How will I remember Prof. Mayosi? I will remember him as a dear friend, mentor and confidant. I will remember him for tireless dedication to advance a great cause. I salute him for a life of integrity, his humility, his outstanding intelligence and his absolute pursuit of knowledge and truth.

How will the Faculty of Health Sciences at UCT and GSH remember him? He will be remembered as the consummate professional and the epitome of hard work. A leader who was exemplary in every fashion. A man with immense dignity and an infectious optimism. A visionary who imagined an Africa capable of driving its own agenda and using science to improve the health of its nations. He will be remembered for his absolute love of the UCT students. His fundamental drive was the transformation of society through investment in future generations of scientists, physicians and future leaders. He will be remembered for his absolute love of the hospital, the Department of Medicine, the Faculty and the University. Both those who knew him well and those who hardly knew him spoke of their absolute love of the man, and their sense of his apparent and evident affection for them. He will be remembered for his unwaveri ng belief in the potential of others and for his excellence in research, and translation of that research into work with a meaningful impact. His ultimate belief was that science should be a vehicle for social and political change, and ultimately a vehicle for economic upliftment. As he often reminded us, 'health comes before wealth'. But, above all, he will be remembered for his absolute love of his family. He was a devoted husband and father and never missed an opportunity to share how much his family meant to him. He spoke often of his gratitude for the support of his wife, and the love he received from his daughters, who he constantly referred to as his 'pride and joy'.

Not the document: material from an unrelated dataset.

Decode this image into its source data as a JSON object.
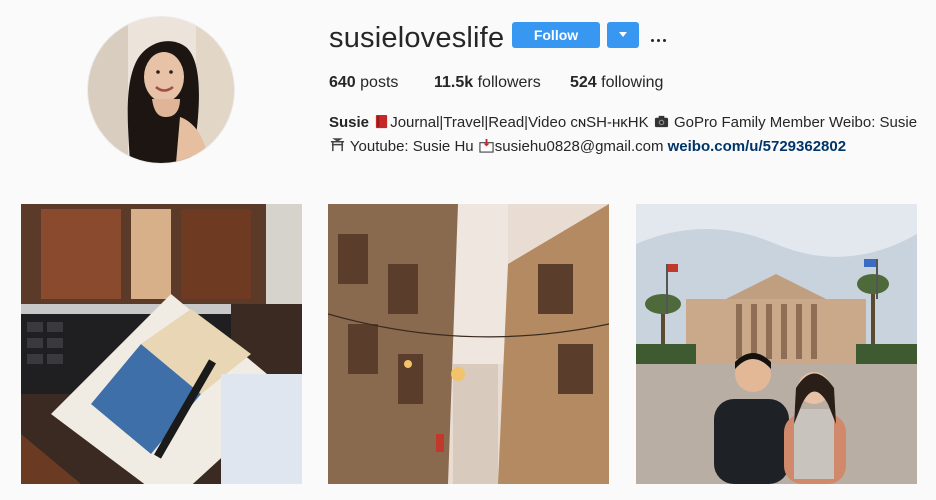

He is survived by his wife, Nonhlanhla, and three daughters, Nosipho, Sivuyile and Camagu (and many other 'daughters' raised in his home). He also leaves behind his mother, Nontle, eldest brother, Sipho, and two sisters, Khuthala and Ncumisa. He will be dearly missed by his family, friends and colleagues. May his soul rest in peace. Lala ngoxolo Rhadebe. Phumla ngoxolo qhawe lamaqhawe. Oko ubuthunywe nguThixo ukugqibile. Umzamo omhle uwenzile. Ugqatso ulifezile!

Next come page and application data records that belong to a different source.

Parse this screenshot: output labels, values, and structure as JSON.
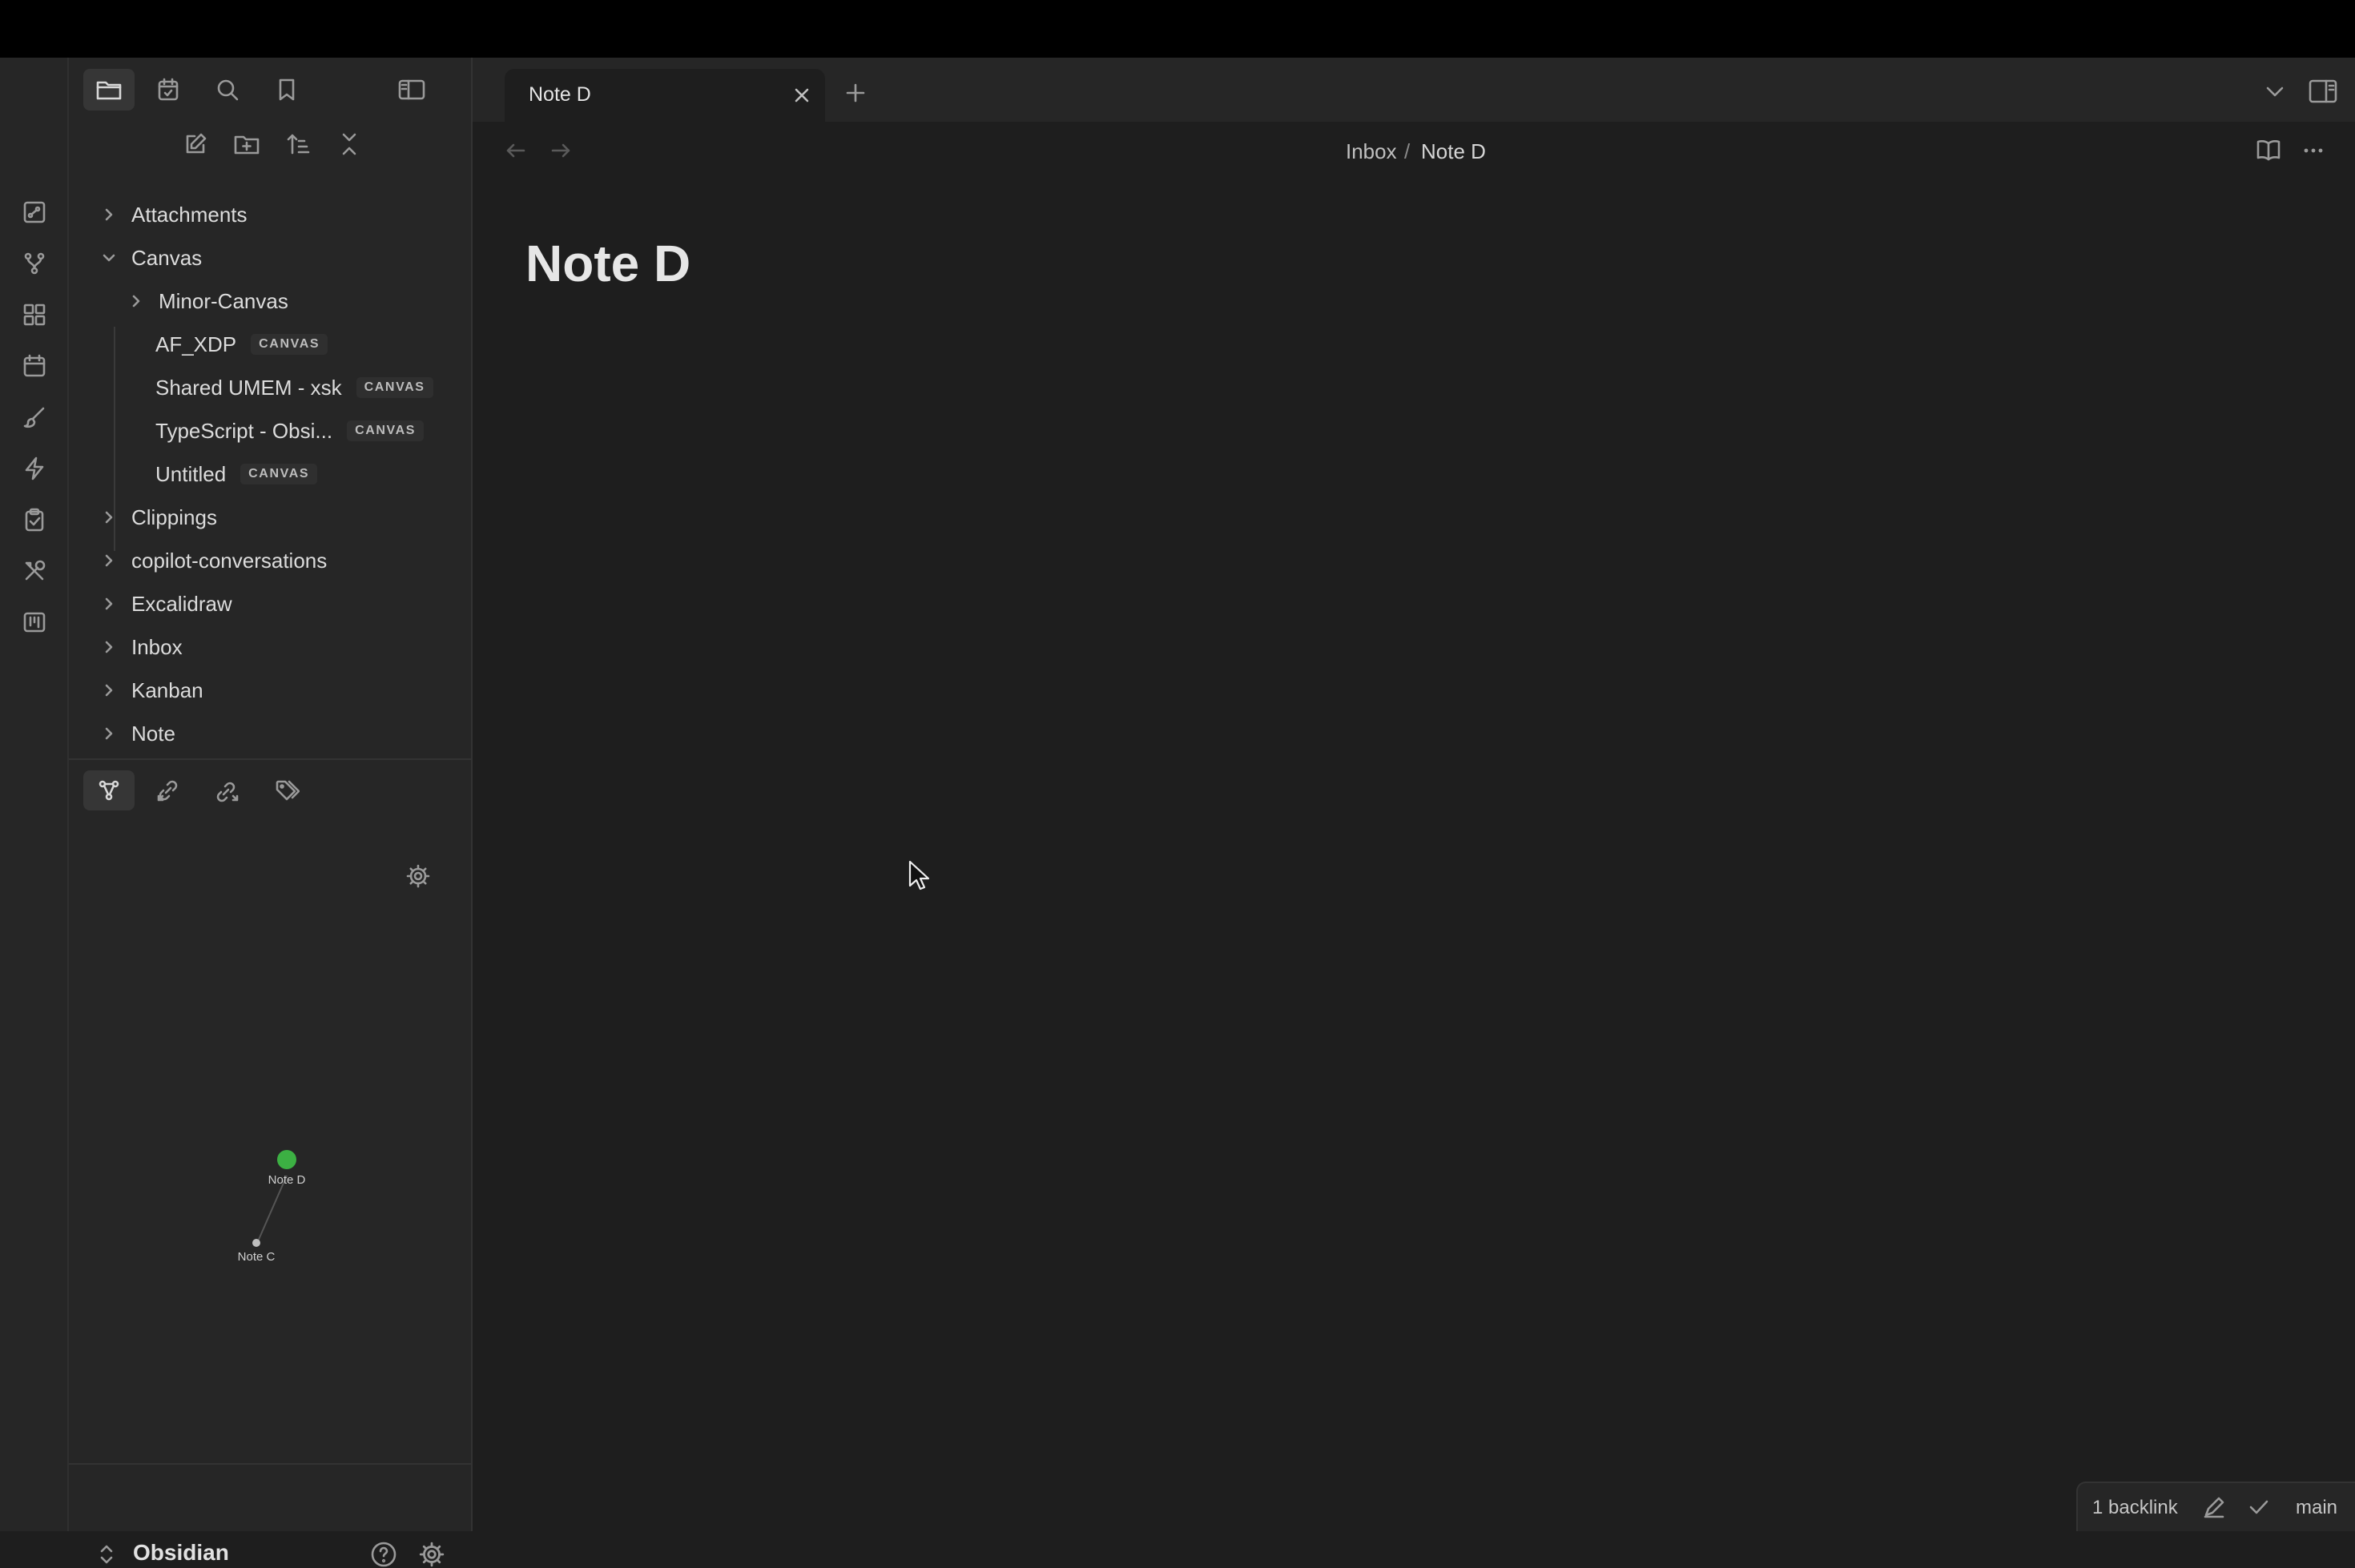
{
  "app": {
    "vault_name": "Obsidian"
  },
  "tabs": [
    {
      "title": "Note D",
      "active": true
    }
  ],
  "breadcrumb": {
    "folder": "Inbox",
    "separator": "/",
    "note": "Note D"
  },
  "note": {
    "title": "Note D"
  },
  "file_tree": [
    {
      "label": "Attachments",
      "type": "folder",
      "expanded": false
    },
    {
      "label": "Canvas",
      "type": "folder",
      "expanded": true
    },
    {
      "label": "Minor-Canvas",
      "type": "folder",
      "expanded": false,
      "depth": 1
    },
    {
      "label": "AF_XDP",
      "type": "canvas",
      "badge": "CANVAS",
      "depth": 1
    },
    {
      "label": "Shared UMEM - xsk",
      "type": "canvas",
      "badge": "CANVAS",
      "depth": 1
    },
    {
      "label": "TypeScript - Obsi...",
      "type": "canvas",
      "badge": "CANVAS",
      "depth": 1
    },
    {
      "label": "Untitled",
      "type": "canvas",
      "badge": "CANVAS",
      "depth": 1
    },
    {
      "label": "Clippings",
      "type": "folder",
      "expanded": false
    },
    {
      "label": "copilot-conversations",
      "type": "folder",
      "expanded": false
    },
    {
      "label": "Excalidraw",
      "type": "folder",
      "expanded": false
    },
    {
      "label": "Inbox",
      "type": "folder",
      "expanded": false
    },
    {
      "label": "Kanban",
      "type": "folder",
      "expanded": false
    },
    {
      "label": "Note",
      "type": "folder",
      "expanded": false
    }
  ],
  "local_graph": {
    "nodes": [
      {
        "label": "Note D",
        "current": true
      },
      {
        "label": "Note C",
        "current": false
      }
    ]
  },
  "status_bar": {
    "backlinks": "1 backlink",
    "branch": "main"
  },
  "colors": {
    "background": "#1e1e1e",
    "sidebar": "#262626",
    "active_node": "#3cb043"
  }
}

Rhadebe! Bhungane! Mashwabada! Mthimkhulu! Ndleb'entle zombini!


Ntobeko Ntusi

Department of Medicine, Groote Schuur Hospital and Faculty of Health Sciences, University of Cape Town, South Africa

Creative Commons License All the contents of this journal, except where otherwise noted, is licensed under a Creative Commons Attribution License